In the fall of 2016, 37 percent of first-year students took 15 or more units during their first semester. This year, that number jumped to 72 percent. The four-year graduation rate has risen from about 8 percent in 2016 to nearly 15 percent last year, the highest it has been in three decades.
By staying the course, the University hopes to raise that rate to 30 percent by 2025. Dragna thinks the University can do even better.
"We should be somewhere in the 40 percent range," based on the performances of universities similar to Sacramento State, he said. "We're changing the culture. Before, all of the effort went into getting into the University. Now, it's about finishing."
The regalia incentive is one example of how the University is encouraging more students to reach that goal.
Associated Students Inc. (ASI) President Noel Mora said the cap-and-gown gift resonates powerfully.
In addition to offering students a small financial break, "it makes the idea of graduation more real," he said. "It helps students visualize the home stretch, the final days. It's an image to pair with the overall goal."
Mora, who finished his undergraduate degree in political science in May and is working on a master's in public policy administration, said he was somewhat skeptical when he first heard about "Finish in Four." He wondered whether the initiative would be backed by significant resources or if it would have a tangible impact. Now, he is a believer.
"At the heart of it, it is telling students, 'Yes, you can do this. Yes, we believe in you.' " Mora said. "Our dreams and our hopes are being validated. These are not just words.

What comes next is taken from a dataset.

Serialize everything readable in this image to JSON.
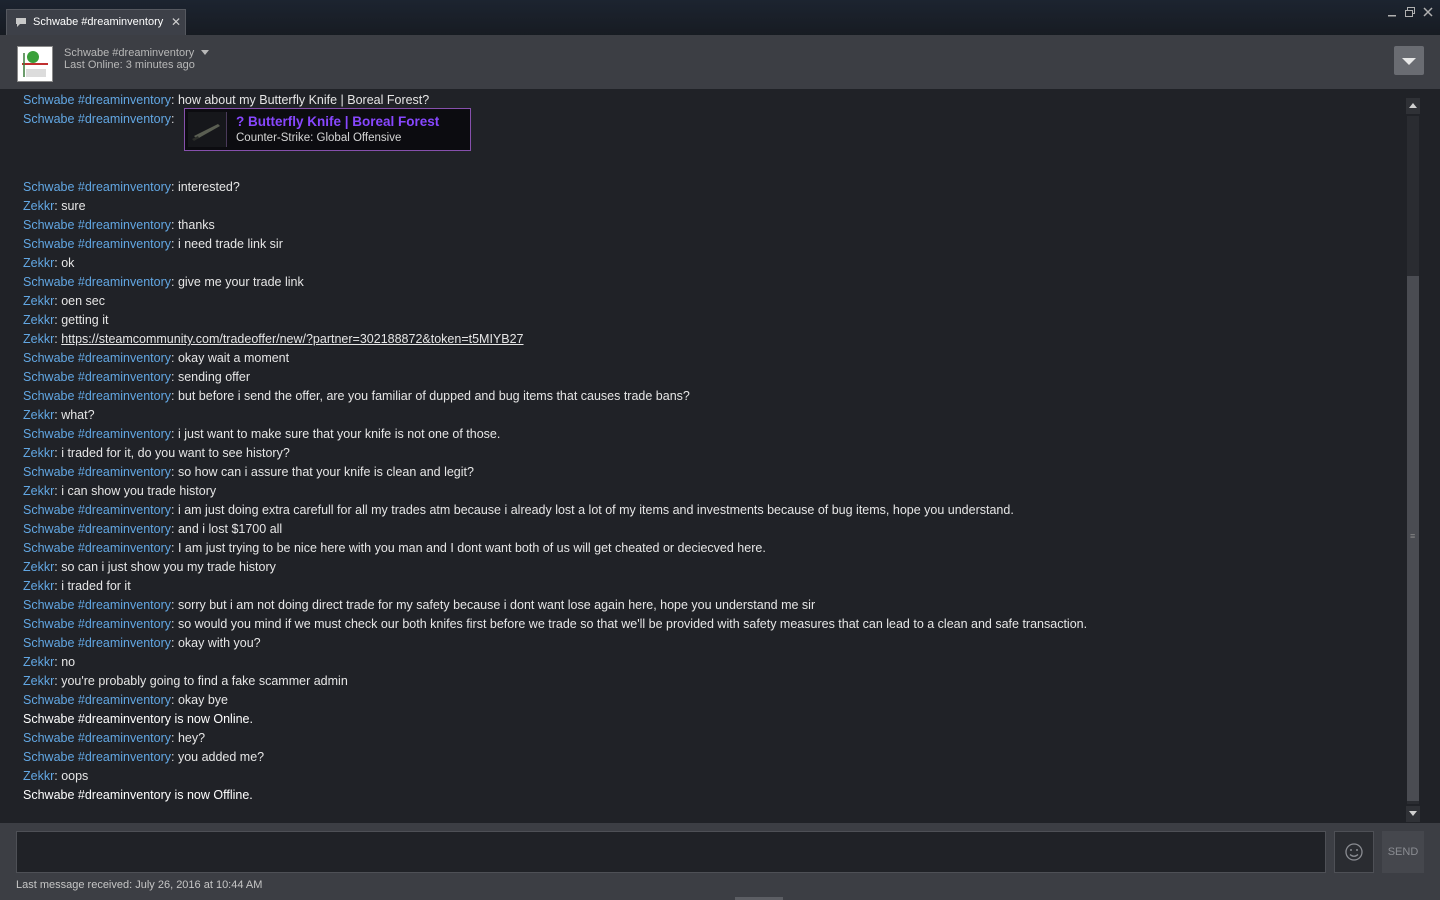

There is action behind the promises. As a student leader, it's something that makes me very proud of our school." – Cynthia Hubert